→ **WHAT THE TASK REQUIRES**
Set down all of the records word for word.
#### SOURCE INFORMATION
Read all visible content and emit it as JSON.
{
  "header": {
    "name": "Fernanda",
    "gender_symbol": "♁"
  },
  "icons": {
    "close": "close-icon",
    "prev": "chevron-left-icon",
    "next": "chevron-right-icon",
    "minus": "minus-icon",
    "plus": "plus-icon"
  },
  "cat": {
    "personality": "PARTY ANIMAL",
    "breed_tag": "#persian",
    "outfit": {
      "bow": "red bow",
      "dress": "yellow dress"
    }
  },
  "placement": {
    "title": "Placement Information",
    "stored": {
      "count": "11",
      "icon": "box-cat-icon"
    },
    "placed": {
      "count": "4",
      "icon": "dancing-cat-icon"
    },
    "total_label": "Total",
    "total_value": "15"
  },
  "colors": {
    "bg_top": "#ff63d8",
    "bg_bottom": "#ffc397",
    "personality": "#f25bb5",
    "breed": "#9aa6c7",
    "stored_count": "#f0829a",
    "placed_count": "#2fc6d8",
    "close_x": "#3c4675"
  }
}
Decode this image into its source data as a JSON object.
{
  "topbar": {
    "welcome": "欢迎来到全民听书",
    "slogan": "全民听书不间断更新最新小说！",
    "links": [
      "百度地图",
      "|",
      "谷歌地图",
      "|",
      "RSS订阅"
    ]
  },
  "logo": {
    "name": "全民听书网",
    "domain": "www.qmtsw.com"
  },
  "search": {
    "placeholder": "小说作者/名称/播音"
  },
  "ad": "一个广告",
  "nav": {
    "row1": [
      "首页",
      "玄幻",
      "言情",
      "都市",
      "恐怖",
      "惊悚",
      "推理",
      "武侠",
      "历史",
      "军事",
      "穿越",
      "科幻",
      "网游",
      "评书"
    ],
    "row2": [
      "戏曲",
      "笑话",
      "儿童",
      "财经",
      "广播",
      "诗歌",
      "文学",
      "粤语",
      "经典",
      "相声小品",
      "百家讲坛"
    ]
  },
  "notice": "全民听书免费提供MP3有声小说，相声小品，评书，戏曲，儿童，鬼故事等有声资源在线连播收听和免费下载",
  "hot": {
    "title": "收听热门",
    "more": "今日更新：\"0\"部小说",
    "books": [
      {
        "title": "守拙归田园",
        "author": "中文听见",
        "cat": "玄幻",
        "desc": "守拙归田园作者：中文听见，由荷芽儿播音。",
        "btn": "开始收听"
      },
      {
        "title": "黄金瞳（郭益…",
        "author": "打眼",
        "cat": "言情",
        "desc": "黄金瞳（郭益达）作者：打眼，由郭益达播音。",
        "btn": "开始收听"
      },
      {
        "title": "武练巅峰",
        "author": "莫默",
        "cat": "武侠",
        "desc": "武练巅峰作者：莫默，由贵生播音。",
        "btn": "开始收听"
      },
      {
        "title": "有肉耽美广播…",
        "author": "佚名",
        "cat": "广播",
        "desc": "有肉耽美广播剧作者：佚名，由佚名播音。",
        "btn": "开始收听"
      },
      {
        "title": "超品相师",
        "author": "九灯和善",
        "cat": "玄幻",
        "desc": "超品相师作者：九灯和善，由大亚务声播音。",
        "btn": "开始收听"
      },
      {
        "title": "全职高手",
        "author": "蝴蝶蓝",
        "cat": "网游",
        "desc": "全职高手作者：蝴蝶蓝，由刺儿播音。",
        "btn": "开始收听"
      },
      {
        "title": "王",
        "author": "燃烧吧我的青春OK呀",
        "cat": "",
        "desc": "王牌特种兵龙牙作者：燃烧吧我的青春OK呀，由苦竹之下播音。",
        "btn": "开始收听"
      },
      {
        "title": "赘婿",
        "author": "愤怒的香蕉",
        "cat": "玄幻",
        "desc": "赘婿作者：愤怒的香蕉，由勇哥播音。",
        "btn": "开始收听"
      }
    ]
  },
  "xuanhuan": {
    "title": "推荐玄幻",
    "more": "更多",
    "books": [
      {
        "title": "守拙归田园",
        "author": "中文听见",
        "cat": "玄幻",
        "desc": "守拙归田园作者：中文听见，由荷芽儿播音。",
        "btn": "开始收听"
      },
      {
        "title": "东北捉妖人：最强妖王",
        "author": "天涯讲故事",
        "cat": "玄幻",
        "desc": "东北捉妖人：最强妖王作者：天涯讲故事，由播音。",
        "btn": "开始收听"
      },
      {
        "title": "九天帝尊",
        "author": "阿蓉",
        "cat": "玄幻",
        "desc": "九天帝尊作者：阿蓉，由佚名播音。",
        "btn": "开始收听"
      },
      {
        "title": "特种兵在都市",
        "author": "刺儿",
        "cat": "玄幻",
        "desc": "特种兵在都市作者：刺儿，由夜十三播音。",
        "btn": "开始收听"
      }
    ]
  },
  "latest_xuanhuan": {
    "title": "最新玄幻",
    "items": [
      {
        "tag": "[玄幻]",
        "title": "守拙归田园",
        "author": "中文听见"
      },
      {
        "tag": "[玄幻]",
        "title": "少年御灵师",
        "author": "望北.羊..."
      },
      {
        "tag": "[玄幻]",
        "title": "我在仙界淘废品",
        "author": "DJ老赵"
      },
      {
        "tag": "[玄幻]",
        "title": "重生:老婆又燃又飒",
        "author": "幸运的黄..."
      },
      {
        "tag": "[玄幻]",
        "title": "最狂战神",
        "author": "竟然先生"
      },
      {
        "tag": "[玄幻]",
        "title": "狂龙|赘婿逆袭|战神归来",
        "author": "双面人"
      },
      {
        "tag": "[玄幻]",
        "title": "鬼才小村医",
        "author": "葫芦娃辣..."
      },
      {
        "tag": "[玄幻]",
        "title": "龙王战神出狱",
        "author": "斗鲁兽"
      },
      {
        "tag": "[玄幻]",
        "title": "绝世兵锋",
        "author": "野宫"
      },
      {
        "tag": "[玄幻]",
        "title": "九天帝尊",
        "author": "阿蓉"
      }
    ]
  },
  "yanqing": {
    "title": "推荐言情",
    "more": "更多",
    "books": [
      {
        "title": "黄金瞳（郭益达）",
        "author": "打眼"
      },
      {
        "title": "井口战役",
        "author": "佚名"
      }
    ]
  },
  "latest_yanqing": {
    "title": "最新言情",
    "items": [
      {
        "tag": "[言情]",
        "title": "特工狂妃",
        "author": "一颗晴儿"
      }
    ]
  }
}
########
→ **ANSWER TO THIS EXERCISE**
Read all visible content and emit it as JSON.
{
  "header": {
    "name": "Fernanda",
    "gender_symbol": "♁"
  },
  "icons": {
    "close": "close-icon",
    "prev": "chevron-left-icon",
    "next": "chevron-right-icon",
    "minus": "minus-icon",
    "plus": "plus-icon"
  },
  "cat": {
    "personality": "PARTY ANIMAL",
    "breed_tag": "#persian",
    "outfit": {
      "bow": "red bow",
      "dress": "yellow dress"
    }
  },
  "placement": {
    "title": "Placement Information",
    "stored": {
      "count": "11",
      "icon": "box-cat-icon"
    },
    "placed": {
      "count": "4",
      "icon": "dancing-cat-icon"
    },
    "total_label": "Total",
    "total_value": "15"
  },
  "colors": {
    "bg_top": "#ff63d8",
    "bg_bottom": "#ffc397",
    "personality": "#f25bb5",
    "breed": "#9aa6c7",
    "stored_count": "#f0829a",
    "placed_count": "#2fc6d8",
    "close_x": "#3c4675"
  }
}
Decode this image into its source data as a JSON object.
{
  "topbar": {
    "welcome": "欢迎来到全民听书",
    "slogan": "全民听书不间断更新最新小说！",
    "links": [
      "百度地图",
      "|",
      "谷歌地图",
      "|",
      "RSS订阅"
    ]
  },
  "logo": {
    "name": "全民听书网",
    "domain": "www.qmtsw.com"
  },
  "search": {
    "placeholder": "小说作者/名称/播音"
  },
  "ad": "一个广告",
  "nav": {
    "row1": [
      "首页",
      "玄幻",
      "言情",
      "都市",
      "恐怖",
      "惊悚",
      "推理",
      "武侠",
      "历史",
      "军事",
      "穿越",
      "科幻",
      "网游",
      "评书"
    ],
    "row2": [
      "戏曲",
      "笑话",
      "儿童",
      "财经",
      "广播",
      "诗歌",
      "文学",
      "粤语",
      "经典",
      "相声小品",
      "百家讲坛"
    ]
  },
  "notice": "全民听书免费提供MP3有声小说，相声小品，评书，戏曲，儿童，鬼故事等有声资源在线连播收听和免费下载",
  "hot": {
    "title": "收听热门",
    "more": "今日更新：\"0\"部小说",
    "books": [
      {
        "title": "守拙归田园",
        "author": "中文听见",
        "cat": "玄幻",
        "desc": "守拙归田园作者：中文听见，由荷芽儿播音。",
        "btn": "开始收听"
      },
      {
        "title": "黄金瞳（郭益…",
        "author": "打眼",
        "cat": "言情",
        "desc": "黄金瞳（郭益达）作者：打眼，由郭益达播音。",
        "btn": "开始收听"
      },
      {
        "title": "武练巅峰",
        "author": "莫默",
        "cat": "武侠",
        "desc": "武练巅峰作者：莫默，由贵生播音。",
        "btn": "开始收听"
      },
      {
        "title": "有肉耽美广播…",
        "author": "佚名",
        "cat": "广播",
        "desc": "有肉耽美广播剧作者：佚名，由佚名播音。",
        "btn": "开始收听"
      },
      {
        "title": "超品相师",
        "author": "九灯和善",
        "cat": "玄幻",
        "desc": "超品相师作者：九灯和善，由大亚务声播音。",
        "btn": "开始收听"
      },
      {
        "title": "全职高手",
        "author": "蝴蝶蓝",
        "cat": "网游",
        "desc": "全职高手作者：蝴蝶蓝，由刺儿播音。",
        "btn": "开始收听"
      },
      {
        "title": "王",
        "author": "燃烧吧我的青春OK呀",
        "cat": "",
        "desc": "王牌特种兵龙牙作者：燃烧吧我的青春OK呀，由苦竹之下播音。",
        "btn": "开始收听"
      },
      {
        "title": "赘婿",
        "author": "愤怒的香蕉",
        "cat": "玄幻",
        "desc": "赘婿作者：愤怒的香蕉，由勇哥播音。",
        "btn": "开始收听"
      }
    ]
  },
  "xuanhuan": {
    "title": "推荐玄幻",
    "more": "更多",
    "books": [
      {
        "title": "守拙归田园",
        "author": "中文听见",
        "cat": "玄幻",
        "desc": "守拙归田园作者：中文听见，由荷芽儿播音。",
        "btn": "开始收听"
      },
      {
        "title": "东北捉妖人：最强妖王",
        "author": "天涯讲故事",
        "cat": "玄幻",
        "desc": "东北捉妖人：最强妖王作者：天涯讲故事，由播音。",
        "btn": "开始收听"
      },
      {
        "title": "九天帝尊",
        "author": "阿蓉",
        "cat": "玄幻",
        "desc": "九天帝尊作者：阿蓉，由佚名播音。",
        "btn": "开始收听"
      },
      {
        "title": "特种兵在都市",
        "author": "刺儿",
        "cat": "玄幻",
        "desc": "特种兵在都市作者：刺儿，由夜十三播音。",
        "btn": "开始收听"
      }
    ]
  },
  "latest_xuanhuan": {
    "title": "最新玄幻",
    "items": [
      {
        "tag": "[玄幻]",
        "title": "守拙归田园",
        "author": "中文听见"
      },
      {
        "tag": "[玄幻]",
        "title": "少年御灵师",
        "author": "望北.羊..."
      },
      {
        "tag": "[玄幻]",
        "title": "我在仙界淘废品",
        "author": "DJ老赵"
      },
      {
        "tag": "[玄幻]",
        "title": "重生:老婆又燃又飒",
        "author": "幸运的黄..."
      },
      {
        "tag": "[玄幻]",
        "title": "最狂战神",
        "author": "竟然先生"
      },
      {
        "tag": "[玄幻]",
        "title": "狂龙|赘婿逆袭|战神归来",
        "author": "双面人"
      },
      {
        "tag": "[玄幻]",
        "title": "鬼才小村医",
        "author": "葫芦娃辣..."
      },
      {
        "tag": "[玄幻]",
        "title": "龙王战神出狱",
        "author": "斗鲁兽"
      },
      {
        "tag": "[玄幻]",
        "title": "绝世兵锋",
        "author": "野宫"
      },
      {
        "tag": "[玄幻]",
        "title": "九天帝尊",
        "author": "阿蓉"
      }
    ]
  },
  "yanqing": {
    "title": "推荐言情",
    "more": "更多",
    "books": [
      {
        "title": "黄金瞳（郭益达）",
        "author": "打眼"
      },
      {
        "title": "井口战役",
        "author": "佚名"
      }
    ]
  },
  "latest_yanqing": {
    "title": "最新言情",
    "items": [
      {
        "tag": "[言情]",
        "title": "特工狂妃",
        "author": "一颗晴儿"
      }
    ]
  }
}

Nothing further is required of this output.